The allegations detailed that Opus misrepresented its financial condition in the company’s press releases and filings with the U.S. Securities and Exchange Commission by repeatedly touting its strong growth and performance and predicting a confident outlook for the company. However, the company lacked adequate internal controls over accounting and financial reporting and its loans were of poor quality. This is considered a violation of the Securities Exchange Act of 1934, which Opus’ directors and officers would have approved. On Nov. 13, 2017, three days after the settlement was revealed, Opus announced on its website that Kevin L. Thompson had been installed as its new EVP and chief financial officer.

Consequently, Opus had to recognize large charge-offs associated with many of its loans. When Opus disclosed on Oct. 17, 2016 that earnings for the third quarter of 2016 would include a $0.59 per diluted share impact from loan charge-offs and was expected to result in a net loss of approximately $0.05 per diluted share for the third quarter of 2016, Opus’s stock price fell $7.25 per share, or 21%, to close at $27.20 per share on Oct. 17, 2016.

The case was Schwartz v. Opus Bank, No. 2:16-cv-07991, and was filed in the U.S. District Court for the Central District of California.
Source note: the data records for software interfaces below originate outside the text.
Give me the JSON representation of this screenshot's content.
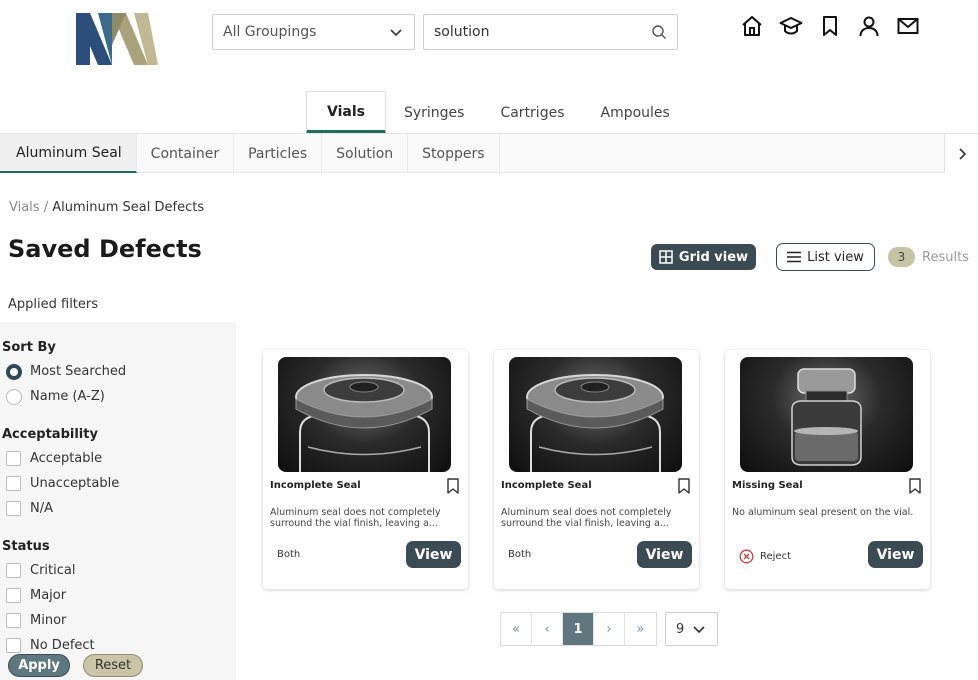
{
  "header": {
    "grouping_select": {
      "value": "All Groupings"
    },
    "search": {
      "value": "solution"
    },
    "icons": [
      "home-icon",
      "graduation-cap-icon",
      "bookmark-icon",
      "user-icon",
      "mail-icon"
    ]
  },
  "category_tabs": [
    "Vials",
    "Syringes",
    "Cartriges",
    "Ampoules"
  ],
  "sub_tabs": [
    "Aluminum Seal",
    "Container",
    "Particles",
    "Solution",
    "Stoppers"
  ],
  "breadcrumb": {
    "root": "Vials",
    "separator": "/",
    "current": "Aluminum Seal Defects"
  },
  "page_title": "Saved Defects",
  "view_toggle": {
    "grid": "Grid view",
    "list": "List view"
  },
  "results": {
    "count": "3",
    "label": "Results"
  },
  "filters": {
    "applied_label": "Applied filters",
    "sort_by": {
      "title": "Sort By",
      "options": [
        "Most Searched",
        "Name (A-Z)"
      ],
      "selected": "Most Searched"
    },
    "acceptability": {
      "title": "Acceptability",
      "options": [
        "Acceptable",
        "Unacceptable",
        "N/A"
      ]
    },
    "status": {
      "title": "Status",
      "options": [
        "Critical",
        "Major",
        "Minor",
        "No Defect"
      ]
    },
    "apply_label": "Apply",
    "reset_label": "Reset"
  },
  "cards": [
    {
      "title": "Incomplete Seal",
      "desc": "Aluminum seal does not completely surround the vial finish, leaving a...",
      "scope": "Both",
      "view": "View"
    },
    {
      "title": "Incomplete Seal",
      "desc": "Aluminum seal does not completely surround the vial finish, leaving a...",
      "scope": "Both",
      "view": "View"
    },
    {
      "title": "Missing Seal",
      "desc": "No aluminum seal present on the vial.",
      "scope": "Reject",
      "view": "View"
    }
  ],
  "pagination": {
    "first": "«",
    "prev": "‹",
    "current": "1",
    "next": "›",
    "last": "»",
    "per_page": "9"
  },
  "colors": {
    "accent": "#1f6f5c",
    "dark": "#3b4b53",
    "muted_gold": "#c7c3a4"
  }
}
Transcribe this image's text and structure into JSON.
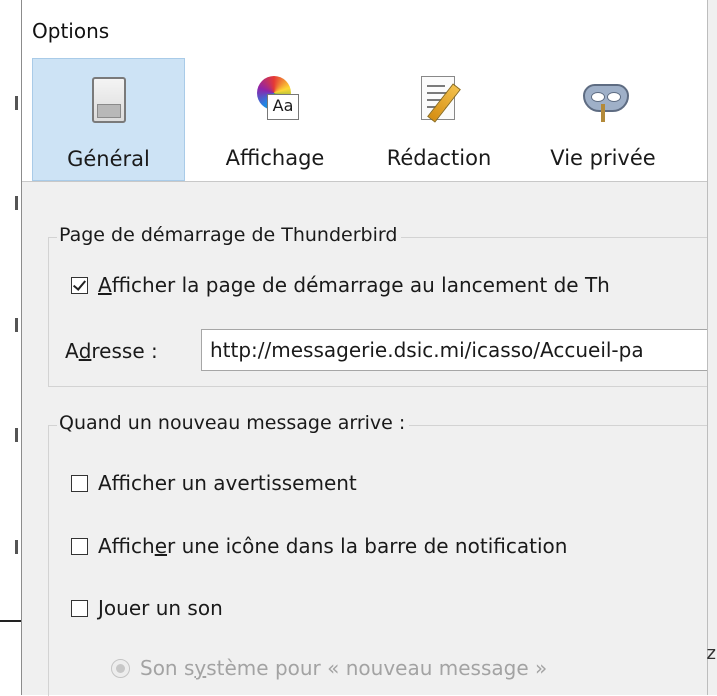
{
  "window": {
    "title": "Options"
  },
  "toolbar": {
    "tabs": [
      {
        "label": "Général",
        "icon": "general-switch-icon",
        "selected": true
      },
      {
        "label": "Affichage",
        "icon": "palette-icon",
        "selected": false
      },
      {
        "label": "Rédaction",
        "icon": "compose-pen-icon",
        "selected": false
      },
      {
        "label": "Vie privée",
        "icon": "mask-icon",
        "selected": false
      }
    ]
  },
  "startup": {
    "legend": "Page de démarrage de Thunderbird",
    "show_start_page": {
      "accel": "A",
      "rest": "fficher la page de démarrage au lancement de Th",
      "checked": true
    },
    "address": {
      "label_pre": "A",
      "accel": "d",
      "label_post": "resse :",
      "value": "http://messagerie.dsic.mi/icasso/Accueil-pa"
    }
  },
  "new_message": {
    "legend": "Quand un nouveau message arrive :",
    "show_alert": {
      "pre": "Af",
      "accel": "f",
      "post": "icher un avertissement",
      "checked": false
    },
    "show_tray_icon": {
      "pre": "Affich",
      "accel": "e",
      "post": "r une icône dans la barre de notification",
      "checked": false
    },
    "play_sound": {
      "accel": "J",
      "post": "ouer un son",
      "checked": false
    },
    "system_sound": {
      "pre": "Son s",
      "accel": "y",
      "post": "stème pour « nouveau message »",
      "enabled": false
    }
  },
  "colors": {
    "selected_tab_bg": "#cde3f5",
    "window_bg": "#f0f0f0"
  }
}
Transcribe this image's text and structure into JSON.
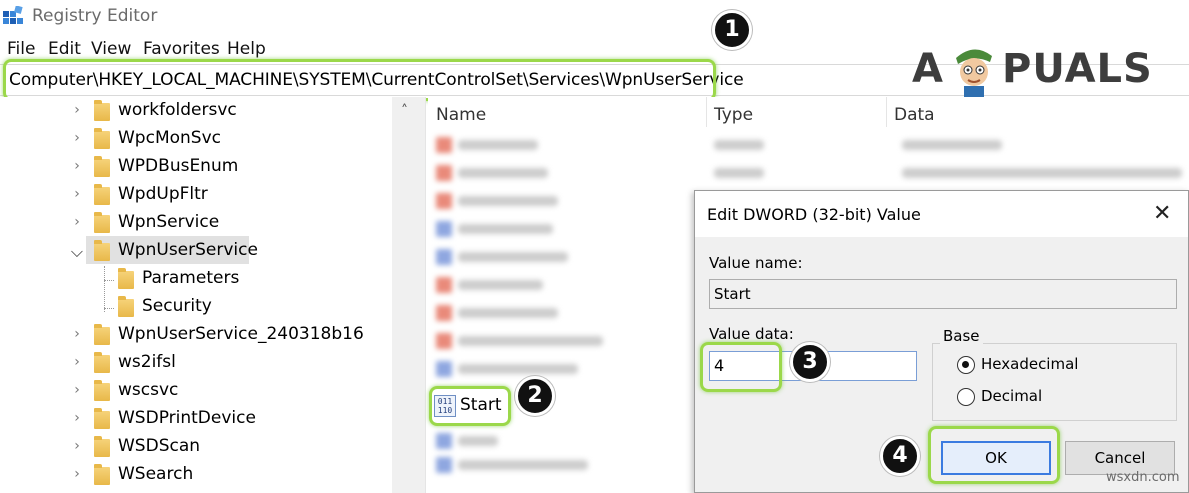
{
  "window": {
    "title": "Registry Editor"
  },
  "menu": [
    "File",
    "Edit",
    "View",
    "Favorites",
    "Help"
  ],
  "address": "Computer\\HKEY_LOCAL_MACHINE\\SYSTEM\\CurrentControlSet\\Services\\WpnUserService",
  "logo": {
    "left": "A",
    "right": "PUALS"
  },
  "tree": {
    "items": [
      {
        "label": "workfoldersvc"
      },
      {
        "label": "WpcMonSvc"
      },
      {
        "label": "WPDBusEnum"
      },
      {
        "label": "WpdUpFltr"
      },
      {
        "label": "WpnService"
      },
      {
        "label": "WpnUserService"
      },
      {
        "label": "Parameters"
      },
      {
        "label": "Security"
      },
      {
        "label": "WpnUserService_240318b16"
      },
      {
        "label": "ws2ifsl"
      },
      {
        "label": "wscsvc"
      },
      {
        "label": "WSDPrintDevice"
      },
      {
        "label": "WSDScan"
      },
      {
        "label": "WSearch"
      }
    ]
  },
  "list": {
    "columns": [
      "Name",
      "Type",
      "Data"
    ],
    "visible_item": "Start"
  },
  "dialog": {
    "title": "Edit DWORD (32-bit) Value",
    "value_name_label": "Value name:",
    "value_name": "Start",
    "value_data_label": "Value data:",
    "value_data": "4",
    "base_label": "Base",
    "radio_hex": "Hexadecimal",
    "radio_dec": "Decimal",
    "ok": "OK",
    "cancel": "Cancel"
  },
  "badges": [
    "1",
    "2",
    "3",
    "4"
  ],
  "watermark": "wsxdn.com",
  "colors": {
    "highlight": "#9bd84a",
    "folder": "#e8b849",
    "badge": "#111111"
  }
}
The Court must approve the settlement, which is still pending.